Sarah Zielinski writes in The Smithsonian that Jupiter, as the largest planet in our solar system, occasionally pulls comets into its orbit. Sometimes, as with comet Shoemaker-Levy 9 in 1994 (pictured), Jupiter's gravity will even pull a comet into a direct impact. Zielinsky writes:
Astronomers from Japan and Northern Ireland, presenting their findings today at the European Planetary Science Congress, used observations of Comet Kushida-Muramatsu—from when it was discovered in 1993 and when it returned in 2001—to calculate the comet’s path over the previous century.
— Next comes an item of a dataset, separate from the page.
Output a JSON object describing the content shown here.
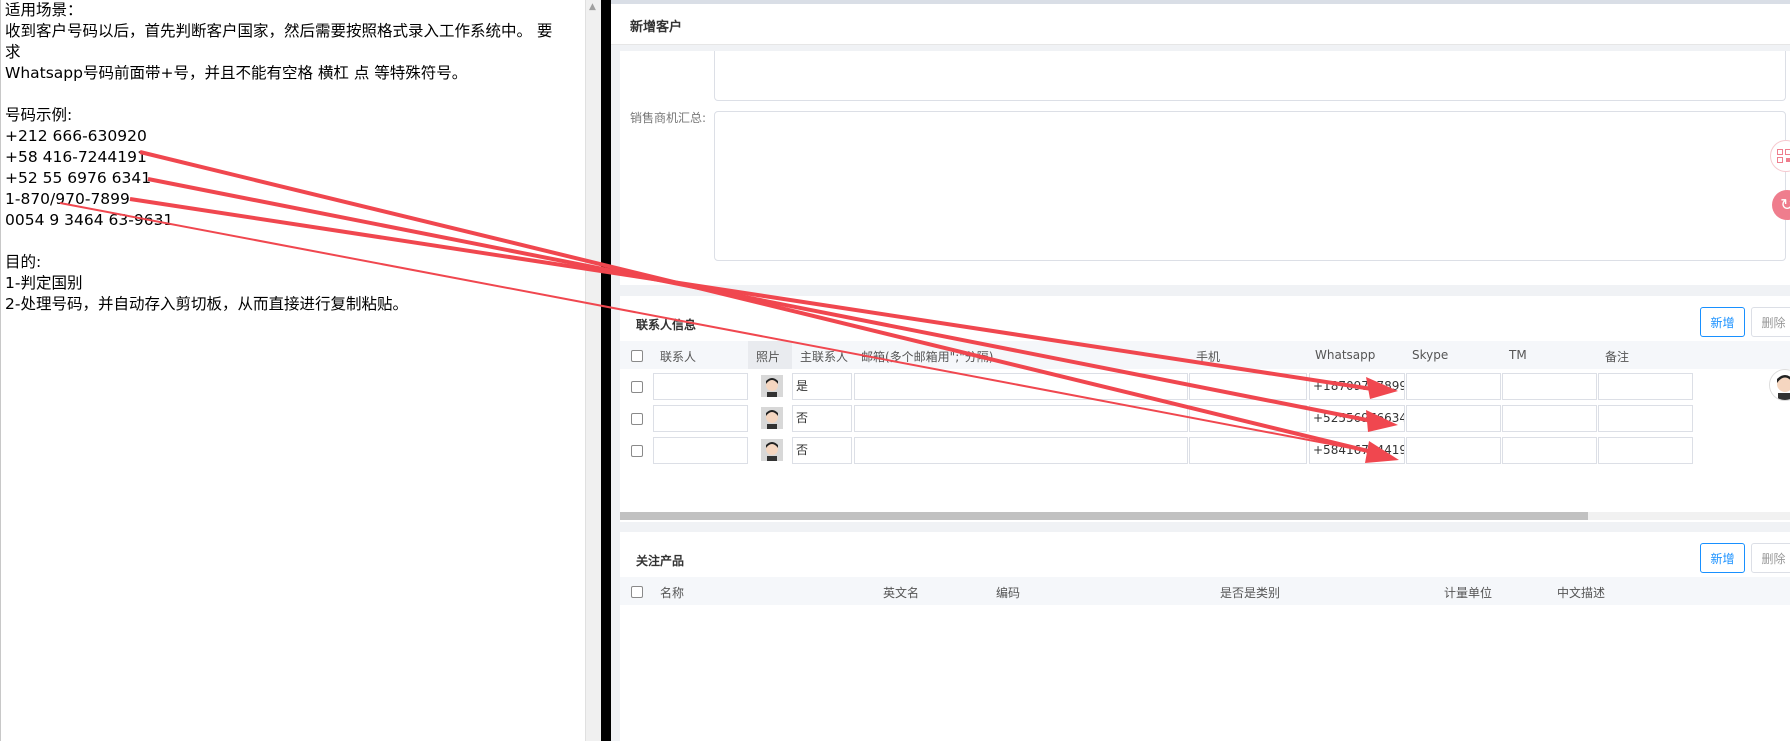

They determined that the comet became a temporary moon when it entered Jupiter’s neighborhood in 1949. It made two full, if irregular, orbits around the planet, and then continued its travels into the inner solar system in 1962.
The researchers also predict that Comet 111P/Helin-Roman-Crockett, which circled Jupiter between 1967 and 1985, will again become a temporary moon and complete six loops around the planet between 2068 and 2086.
“The results of our study suggests that impacts on Jupiter and temporary satellite capture events may happen more frequently than we previously expected,” David Asher of Northern Ireland’s Armagh Observatory told the AFP.